One final note, if you were in a fraternity you might remember ‘rush’. The ‘actives’ invite you to the house, to their parties and generally kiss your butt. But once you accept your bid the party ends and you turn into a pledge – a servant for a semester. It is likely that the partner you are working with prior to signing a term sheet is actively selling you on himself and his firm. Keep this in mind…
Last night John and I had dinner with a rather prolific venture capital partner who was explaining that over the past 12 months he has met with over 300 companies, done deep dives with 30 and offered term sheets to 6. What struck me was the sheer number of ‘Nos’ he has to deliver each week – an average of six per week. What a nightmare that must be.
Over the years I have pitched more than a hundred VCs and less than 50% actually ever say NO or pass on a deal. Generally I have found that experienced VCs tend to give you negative or positive feedback very quickly. VCs like the one above, i.e. experienced VCs, have to move on quickly simply to get through the deal flow. They want to tell you where they stand so either they can stay competitive in the deal or get you to leave them alone so they can move on to the next deal.
On the other hand, inexperienced VCs sometimes have no idea how to communicate your status with their firm. If they haven’t yet done a deal they may be learning the ins and outs of getting a deal through their partnership. There could be a million reasons, but at the end of the day you are in deal limbo – nothing is going to happen. If they decide not to do your deal they may not want to hurt your feelings or end up in an argument with you about why their reasoning for not investing is flawed. Other times an inexperienced VC may have decided not to invest, but doesn’t want to take a position in case you actually find another firm willing to fund your deal – who knows he might want to get in on the action and by not turning you down he keeps his options open.
As an entrepreneur it is important how you take the ‘nos’. When I was younger I would listen intently, formulate the perfect answers and ultimately argue the point with the VC who was simply trying to move on. Experienced VCs who do you the favor of actually turning you down (and, yes it is a huge favor) usually have a number of great reasons not to invest in your deal. Sometimes their partners have another set of great reasons not to invest and so on. Realizing that a prolific VC turns down an average of six companies each week he can’t go through the entire set of reasons for not investing; instead he will usually give you a couple of top level reasons and try to get off the phone as quickly as possible. Trying to argue with him on one or two points is always useless because you don’t have the complete story and he doesn’t have time to take you through all of his/their analysis.

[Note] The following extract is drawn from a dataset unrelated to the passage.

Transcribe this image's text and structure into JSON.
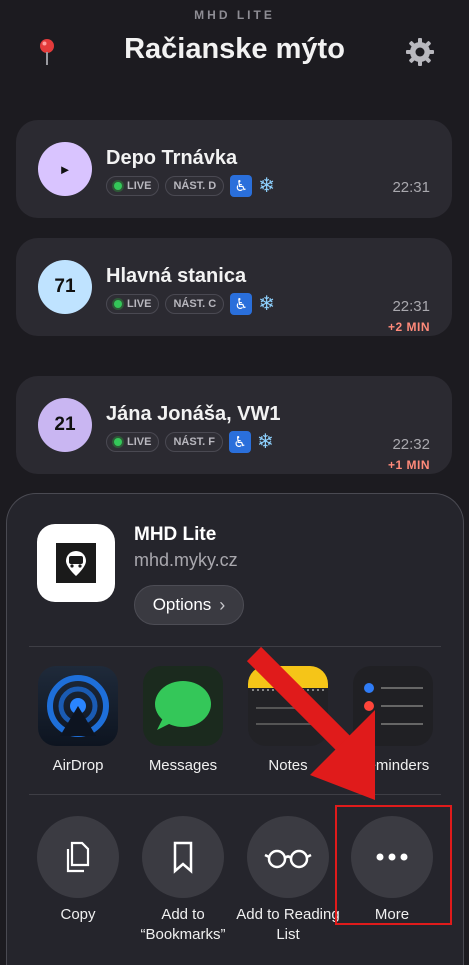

Smart entrepreneurs should listen intently, thank the VC for investing the time to look at the deal and ask if you can keep the door open for rounds or new deals that might occur in the future. Then every quarter or so give him an update on your progress – he may not respond, but he will definitely read your updates.